Cubans Fret New Trump Policy Will Dampen Tourism Boom.Edi Coba says he is not sure his new rooftop bar in the heart of Old Havana that buzzes at night with hip, tattooed young Americans will survive if U.S. President Donald Trump tightens restrictions on travel to Communist-run Cuba.The bar, which serves cocktails with a view over the capital while DJs spin electronic sets, was created in part to cater to a tourist boom in the wake of the U.S.-Cuban detente. Now, some two thirds of its clientele are Americans."My friends and I have invested a lot in the possibility of the American public coming, so yes I'm worried," said Coba, 27, echoing the view of many Cubans working in the relatively lucrative tourism sector."This bar is quite progressive. It has a modern style and we generally have a lot of Americans."Trump is expected to announce a new Cuba policy on Friday likely to tighten some rules on travel and trade, rolling back parts of former President Barack Obama's opening toward the island, U.S. officials and people familiar with the matter have told Reuters.Cuban state news outlets have barely covered such reports but they have trickled through via illegal satellite television and conversations with relatives abroad. Earlier on Tuesday, state-run Radio Reloj declared: "Here, we are all serene.""From Eisenhower to Trump, there has never been a North American government looking at Havana with friendship," the broadcaster said. "For this reason, neither announcements nor new measures will rob us our sleep."Many Cubans who have not felt much impact from the detente on their daily lives agree, and feel resigned. After all, the damaging U.S. trade embargo remains in place and they are struggling to get by as the economy wrestles with falling exports and a decline in oil shipments from key ally Venezuela.But for those in the tourism industry, that has benefited tangibly from a threefold increase in U.S. visitors in the past two years, it is a different story.Americans now make up some 7 percent of total visits - 15 percent including Cuban Americans - and a much larger proportion in Havana given many of Cuba's tourists are Canadians on package trips who head directly to the beach resorts."Some 85 percent of our clients are Americans and they are the ones who consume most and pay the best," said Yuri Barroso, doing promotion for a restaurant on Plaza Vieja, a square surrounded by elegantly restored colonial buildings.Barroso said that if the number of U.S. tourists were to fall again, it would cause "pain for many Cubans" who like him worked in the tourism sector and support their family.The United States still officially prohibits its citizens from visiting Cuba as tourists.

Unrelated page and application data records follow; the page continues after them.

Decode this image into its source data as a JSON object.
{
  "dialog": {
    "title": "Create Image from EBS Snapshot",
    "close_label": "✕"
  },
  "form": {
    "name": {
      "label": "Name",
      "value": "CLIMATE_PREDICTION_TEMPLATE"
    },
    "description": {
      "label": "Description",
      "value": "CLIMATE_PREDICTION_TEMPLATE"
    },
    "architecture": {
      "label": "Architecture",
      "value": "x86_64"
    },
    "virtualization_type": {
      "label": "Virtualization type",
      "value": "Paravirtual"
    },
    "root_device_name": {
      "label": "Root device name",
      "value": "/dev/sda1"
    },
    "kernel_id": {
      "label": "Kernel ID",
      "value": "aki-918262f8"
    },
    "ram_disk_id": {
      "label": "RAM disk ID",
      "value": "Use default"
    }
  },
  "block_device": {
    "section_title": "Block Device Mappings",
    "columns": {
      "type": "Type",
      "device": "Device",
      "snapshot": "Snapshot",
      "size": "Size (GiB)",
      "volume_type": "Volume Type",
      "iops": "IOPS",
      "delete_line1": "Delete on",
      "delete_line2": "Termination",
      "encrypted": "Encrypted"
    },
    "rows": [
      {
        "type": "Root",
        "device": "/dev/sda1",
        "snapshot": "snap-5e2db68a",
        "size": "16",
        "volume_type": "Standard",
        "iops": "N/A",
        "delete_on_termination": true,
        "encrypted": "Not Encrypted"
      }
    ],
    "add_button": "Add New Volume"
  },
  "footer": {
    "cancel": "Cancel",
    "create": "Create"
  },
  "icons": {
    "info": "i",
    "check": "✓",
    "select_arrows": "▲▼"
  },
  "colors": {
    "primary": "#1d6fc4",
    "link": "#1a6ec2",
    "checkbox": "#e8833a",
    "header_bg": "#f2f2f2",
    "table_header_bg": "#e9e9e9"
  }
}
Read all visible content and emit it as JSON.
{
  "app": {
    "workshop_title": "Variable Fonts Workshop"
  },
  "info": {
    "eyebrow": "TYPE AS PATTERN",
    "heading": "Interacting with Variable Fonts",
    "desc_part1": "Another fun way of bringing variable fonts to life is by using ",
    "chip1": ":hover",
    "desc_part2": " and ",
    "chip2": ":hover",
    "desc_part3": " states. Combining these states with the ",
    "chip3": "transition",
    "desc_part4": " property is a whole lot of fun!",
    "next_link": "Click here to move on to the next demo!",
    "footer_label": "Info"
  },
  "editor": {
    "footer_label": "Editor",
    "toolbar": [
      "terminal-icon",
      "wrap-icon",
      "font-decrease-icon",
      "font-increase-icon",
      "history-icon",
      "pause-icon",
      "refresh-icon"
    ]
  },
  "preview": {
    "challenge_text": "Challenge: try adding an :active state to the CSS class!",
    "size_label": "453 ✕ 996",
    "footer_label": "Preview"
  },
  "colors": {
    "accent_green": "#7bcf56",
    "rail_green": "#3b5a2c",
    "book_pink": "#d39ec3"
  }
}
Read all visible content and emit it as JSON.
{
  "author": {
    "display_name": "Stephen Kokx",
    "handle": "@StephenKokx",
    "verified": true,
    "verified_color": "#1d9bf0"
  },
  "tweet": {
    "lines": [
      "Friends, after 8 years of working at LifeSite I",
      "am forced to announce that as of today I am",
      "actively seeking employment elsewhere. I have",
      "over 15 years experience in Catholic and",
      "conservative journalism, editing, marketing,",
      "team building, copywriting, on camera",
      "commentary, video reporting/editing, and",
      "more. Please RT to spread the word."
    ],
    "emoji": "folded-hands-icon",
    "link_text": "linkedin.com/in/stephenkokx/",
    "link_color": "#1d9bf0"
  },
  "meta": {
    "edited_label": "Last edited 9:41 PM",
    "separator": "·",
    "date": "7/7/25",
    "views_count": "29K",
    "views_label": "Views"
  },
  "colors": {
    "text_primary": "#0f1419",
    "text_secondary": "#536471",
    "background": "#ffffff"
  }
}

TagsCubans Fret New Trump Policy Dampen Tourism Boom Edi Coba new rooftop heart of Old Havana President Donald Trump tightens restrictions travel Communist-run